Repeat the listing that follows without a single change.
----- WORKING DATA -----
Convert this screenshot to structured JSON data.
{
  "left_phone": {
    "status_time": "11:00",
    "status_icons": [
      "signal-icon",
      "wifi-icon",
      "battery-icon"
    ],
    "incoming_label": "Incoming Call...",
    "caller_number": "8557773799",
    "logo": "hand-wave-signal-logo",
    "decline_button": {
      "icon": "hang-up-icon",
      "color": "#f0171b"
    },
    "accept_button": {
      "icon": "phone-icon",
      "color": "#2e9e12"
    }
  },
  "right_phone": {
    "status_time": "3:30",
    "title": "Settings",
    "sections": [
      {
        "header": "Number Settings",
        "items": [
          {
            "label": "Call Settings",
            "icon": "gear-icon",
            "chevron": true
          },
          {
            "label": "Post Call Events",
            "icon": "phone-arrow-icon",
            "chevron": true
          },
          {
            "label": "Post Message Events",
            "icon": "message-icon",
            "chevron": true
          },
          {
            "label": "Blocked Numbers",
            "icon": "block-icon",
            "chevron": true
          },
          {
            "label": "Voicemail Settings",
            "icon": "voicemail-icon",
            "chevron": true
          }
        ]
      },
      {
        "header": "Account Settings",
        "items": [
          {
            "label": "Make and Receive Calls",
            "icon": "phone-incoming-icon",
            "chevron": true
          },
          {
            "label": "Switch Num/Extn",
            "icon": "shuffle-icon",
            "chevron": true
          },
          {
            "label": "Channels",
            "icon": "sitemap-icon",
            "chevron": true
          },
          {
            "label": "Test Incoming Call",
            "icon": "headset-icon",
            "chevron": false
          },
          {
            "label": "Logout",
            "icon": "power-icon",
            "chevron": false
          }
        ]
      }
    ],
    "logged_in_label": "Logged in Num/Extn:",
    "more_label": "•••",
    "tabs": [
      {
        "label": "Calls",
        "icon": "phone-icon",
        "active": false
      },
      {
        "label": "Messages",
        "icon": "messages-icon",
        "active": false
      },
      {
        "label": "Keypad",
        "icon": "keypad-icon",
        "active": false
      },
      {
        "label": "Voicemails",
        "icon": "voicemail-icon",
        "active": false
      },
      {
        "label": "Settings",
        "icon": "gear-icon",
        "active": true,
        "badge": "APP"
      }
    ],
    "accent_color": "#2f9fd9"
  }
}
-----
- **EXERCISE RESPONSE**
Convert this screenshot to structured JSON data.
{
  "left_phone": {
    "status_time": "11:00",
    "status_icons": [
      "signal-icon",
      "wifi-icon",
      "battery-icon"
    ],
    "incoming_label": "Incoming Call...",
    "caller_number": "8557773799",
    "logo": "hand-wave-signal-logo",
    "decline_button": {
      "icon": "hang-up-icon",
      "color": "#f0171b"
    },
    "accept_button": {
      "icon": "phone-icon",
      "color": "#2e9e12"
    }
  },
  "right_phone": {
    "status_time": "3:30",
    "title": "Settings",
    "sections": [
      {
        "header": "Number Settings",
        "items": [
          {
            "label": "Call Settings",
            "icon": "gear-icon",
            "chevron": true
          },
          {
            "label": "Post Call Events",
            "icon": "phone-arrow-icon",
            "chevron": true
          },
          {
            "label": "Post Message Events",
            "icon": "message-icon",
            "chevron": true
          },
          {
            "label": "Blocked Numbers",
            "icon": "block-icon",
            "chevron": true
          },
          {
            "label": "Voicemail Settings",
            "icon": "voicemail-icon",
            "chevron": true
          }
        ]
      },
      {
        "header": "Account Settings",
        "items": [
          {
            "label": "Make and Receive Calls",
            "icon": "phone-incoming-icon",
            "chevron": true
          },
          {
            "label": "Switch Num/Extn",
            "icon": "shuffle-icon",
            "chevron": true
          },
          {
            "label": "Channels",
            "icon": "sitemap-icon",
            "chevron": true
          },
          {
            "label": "Test Incoming Call",
            "icon": "headset-icon",
            "chevron": false
          },
          {
            "label": "Logout",
            "icon": "power-icon",
            "chevron": false
          }
        ]
      }
    ],
    "logged_in_label": "Logged in Num/Extn:",
    "more_label": "•••",
    "tabs": [
      {
        "label": "Calls",
        "icon": "phone-icon",
        "active": false
      },
      {
        "label": "Messages",
        "icon": "messages-icon",
        "active": false
      },
      {
        "label": "Keypad",
        "icon": "keypad-icon",
        "active": false
      },
      {
        "label": "Voicemails",
        "icon": "voicemail-icon",
        "active": false
      },
      {
        "label": "Settings",
        "icon": "gear-icon",
        "active": true,
        "badge": "APP"
      }
    ],
    "accent_color": "#2f9fd9"
  }
}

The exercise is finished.